The Washington Post

Obamacare Web site not the only one malfunctioning

The calamitous Obamacare Web site is not the only government Web site malfunctioning these days.

Seems the Freedom of Information Act site (, that is  used by a number of smaller federal agencies — and had been used until recently by the Treasury Department — has also been down since the middle of last week, according to “Andrew” on the site’s  help desk. (He said they don’t give out last names.)

For now, visitors are greeted with a message advising: “We are experiencing technical difficulties and we are working to resolve them. We appreciate your patience as we work to keep the site operating at peak performance.

The FOIA online Web site, which went up about a year ago, appears to be having a problem with the server, Andrew told us. “It got slow,” and restarting it didn’t work, and finally “it got so bad we had to take it down,” he said.
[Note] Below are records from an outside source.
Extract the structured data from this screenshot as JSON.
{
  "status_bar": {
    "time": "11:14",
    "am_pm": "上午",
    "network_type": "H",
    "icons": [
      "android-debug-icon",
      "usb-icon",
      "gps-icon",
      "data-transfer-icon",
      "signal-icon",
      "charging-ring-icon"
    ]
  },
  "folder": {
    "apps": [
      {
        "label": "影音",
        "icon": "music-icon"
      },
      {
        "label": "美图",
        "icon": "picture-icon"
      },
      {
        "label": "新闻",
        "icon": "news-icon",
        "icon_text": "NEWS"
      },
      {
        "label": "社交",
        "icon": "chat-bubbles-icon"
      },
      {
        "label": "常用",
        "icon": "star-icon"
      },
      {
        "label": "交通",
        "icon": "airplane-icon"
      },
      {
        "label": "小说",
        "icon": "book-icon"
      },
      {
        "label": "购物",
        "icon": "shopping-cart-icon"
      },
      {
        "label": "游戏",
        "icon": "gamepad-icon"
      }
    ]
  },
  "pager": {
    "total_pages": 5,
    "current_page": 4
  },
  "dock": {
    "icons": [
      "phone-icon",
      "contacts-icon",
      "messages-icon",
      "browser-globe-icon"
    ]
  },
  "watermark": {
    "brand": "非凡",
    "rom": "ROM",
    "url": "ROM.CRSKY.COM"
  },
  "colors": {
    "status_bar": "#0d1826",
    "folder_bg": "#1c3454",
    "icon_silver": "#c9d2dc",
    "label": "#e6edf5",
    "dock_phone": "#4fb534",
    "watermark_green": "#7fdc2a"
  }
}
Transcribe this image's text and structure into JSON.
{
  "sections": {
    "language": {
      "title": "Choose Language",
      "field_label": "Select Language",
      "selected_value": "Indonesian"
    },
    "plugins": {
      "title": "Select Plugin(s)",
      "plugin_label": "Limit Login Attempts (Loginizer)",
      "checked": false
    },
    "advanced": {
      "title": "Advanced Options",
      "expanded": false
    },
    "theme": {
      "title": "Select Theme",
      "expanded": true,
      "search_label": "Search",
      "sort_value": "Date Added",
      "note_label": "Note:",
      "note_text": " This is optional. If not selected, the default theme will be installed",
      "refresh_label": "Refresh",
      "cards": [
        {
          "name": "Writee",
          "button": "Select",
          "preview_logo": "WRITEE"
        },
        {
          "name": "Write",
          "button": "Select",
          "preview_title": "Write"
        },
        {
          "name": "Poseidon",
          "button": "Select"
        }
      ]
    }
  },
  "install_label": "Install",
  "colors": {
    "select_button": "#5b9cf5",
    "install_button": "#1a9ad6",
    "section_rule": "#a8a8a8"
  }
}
Naturally, it’s unclear when all this will be worked out.

The move to electronic FOIA has been promoted by open-government groups and the Obama administration as a way to improve media, citizens and business access to government documents. And, when it is functioning, it can do just that.

In the meantime, folks trying to get electronic FOIA  info from agencies such as the Environmental Protection Agency, Customs and Border Patrol, the National Oceanic and Atmospheric Administration and others will have to sit tight — or go back to the days of paper.

Al Kamen, an award-winning columnist on the national staff of The Washington Post, created the “In the Loop” column in 1993.

The Freddie Gray case

Please provide a valid email address.

You’re all set!

Campaign 2016 Email Updates

Please provide a valid email address.

You’re all set!
Show Comments
The Republicans debated Saturday night. The New Hampshire primary is Feb. 9. Get caught up on the race.
Highlights from Saturday's GOP debate
Except for an eminent domain attack from Bush, Trump largely avoided strikes from other candidates.

Christie went after Rubio for never having been a chief executive and for relying on talking points.

Carson tried to answer a question on Obamacare by lamenting that he hadn't been asked an earlier question about North Korea.
The GOP debate in 3 minutes
Play Video
We have all donors in the audience. And the reason they're booing me? I don't want their money!
Donald Trump, after the debate crowd at St. Anselm's College booed him for telling Jeb Bush to be "quiet."
Play Video
New Hampshire polling averages
Donald Trump holds a commanding lead in the next state to vote, but Marco Rubio has recently seen a jump in his support, according to polls.
New Hampshire polling averages
A victory in New Hampshire revitalized Hillary Clinton's demoralized campaign in 2008. But this time, she's trailing Bernie Sanders, from neighboring Vermont. She's planning to head Sunday to Flint, Mich., where a cost-saving decision led to poisonous levels of lead in the water of the poor, heavily black, rust-belt city. 
55% 38%
Upcoming debates
Feb. 11: Democratic debate

on PBS, in Wisconsin

Feb 13: GOP debate

on CBS News, in South Carolina

Feb. 25: GOP debate

on CNN, in Houston, Texas

Campaign 2016
State of the race

To keep reading, please enter your email address.

You’ll also receive from The Washington Post:
  • A free 6-week digital subscription
  • Our daily newsletter in your inbox

Please enter a valid email address

I have read and agree to the Terms of Service and Privacy Policy.

Please indicate agreement.

Thank you.

Check your inbox. We’ve sent an email explaining how to set up an account and activate your free digital subscription.